Problem to solve » Search the records below for "time"; copy each line that has it.

Stored dataset items:

# # # # # # #

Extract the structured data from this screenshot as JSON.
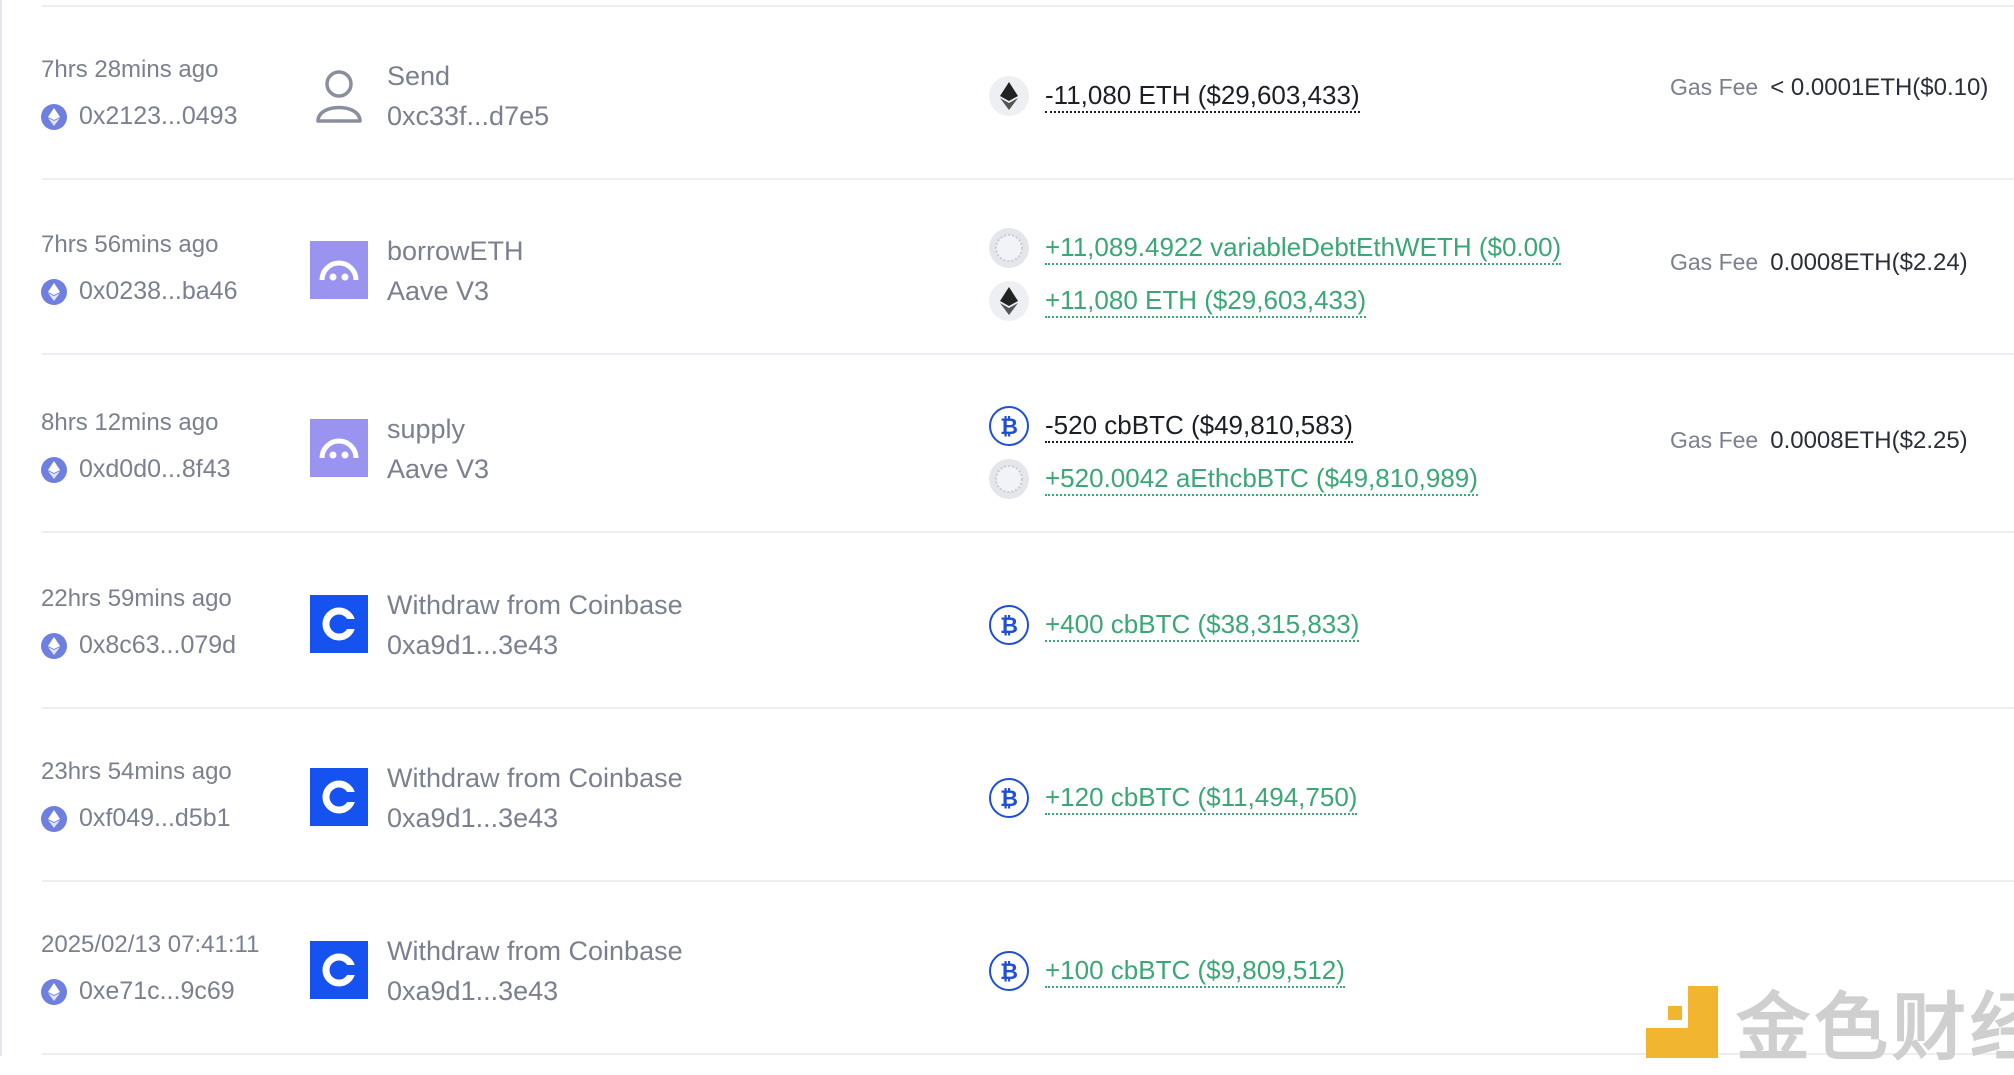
{
  "gas_fee_label": "Gas Fee",
  "watermark_text": "金色财经",
  "colors": {
    "outgoing": "#1b1e26",
    "incoming": "#3aa774",
    "coinbase": "#1652f0",
    "aave": "#9a94f0",
    "btc": "#1e4fd6"
  },
  "rows": [
    {
      "time": "7hrs 28mins ago",
      "hash": "0x2123...0493",
      "avatar_icon": "user-icon",
      "method": "Send",
      "party": "0xc33f...d7e5",
      "transfers": [
        {
          "token_icon": "eth-icon",
          "amount": "-11,080 ETH ($29,603,433)",
          "direction": "out"
        }
      ],
      "gas_fee": "< 0.0001ETH($0.10)"
    },
    {
      "time": "7hrs 56mins ago",
      "hash": "0x0238...ba46",
      "avatar_icon": "aave-logo",
      "method": "borrowETH",
      "party": "Aave V3",
      "transfers": [
        {
          "token_icon": "debt-token-icon",
          "amount": "+11,089.4922 variableDebtEthWETH ($0.00)",
          "direction": "in"
        },
        {
          "token_icon": "eth-icon",
          "amount": "+11,080 ETH ($29,603,433)",
          "direction": "in"
        }
      ],
      "gas_fee": "0.0008ETH($2.24)"
    },
    {
      "time": "8hrs 12mins ago",
      "hash": "0xd0d0...8f43",
      "avatar_icon": "aave-logo",
      "method": "supply",
      "party": "Aave V3",
      "transfers": [
        {
          "token_icon": "cbbtc-icon",
          "amount": "-520 cbBTC ($49,810,583)",
          "direction": "out"
        },
        {
          "token_icon": "debt-token-icon",
          "amount": "+520.0042 aEthcbBTC ($49,810,989)",
          "direction": "in"
        }
      ],
      "gas_fee": "0.0008ETH($2.25)"
    },
    {
      "time": "22hrs 59mins ago",
      "hash": "0x8c63...079d",
      "avatar_icon": "coinbase-logo",
      "method": "Withdraw from Coinbase",
      "party": "0xa9d1...3e43",
      "transfers": [
        {
          "token_icon": "cbbtc-icon",
          "amount": "+400 cbBTC ($38,315,833)",
          "direction": "in"
        }
      ],
      "gas_fee": ""
    },
    {
      "time": "23hrs 54mins ago",
      "hash": "0xf049...d5b1",
      "avatar_icon": "coinbase-logo",
      "method": "Withdraw from Coinbase",
      "party": "0xa9d1...3e43",
      "transfers": [
        {
          "token_icon": "cbbtc-icon",
          "amount": "+120 cbBTC ($11,494,750)",
          "direction": "in"
        }
      ],
      "gas_fee": ""
    },
    {
      "time": "2025/02/13 07:41:11",
      "hash": "0xe71c...9c69",
      "avatar_icon": "coinbase-logo",
      "method": "Withdraw from Coinbase",
      "party": "0xa9d1...3e43",
      "transfers": [
        {
          "token_icon": "cbbtc-icon",
          "amount": "+100 cbBTC ($9,809,512)",
          "direction": "in"
        }
      ],
      "gas_fee": ""
    }
  ]
}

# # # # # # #

Answer to this problem »
      "time": "7hrs 28mins ago",
      "time": "7hrs 56mins ago",
      "time": "8hrs 12mins ago",
      "time": "22hrs 59mins ago",
      "time": "23hrs 54mins ago",
      "time": "2025/02/13 07:41:11",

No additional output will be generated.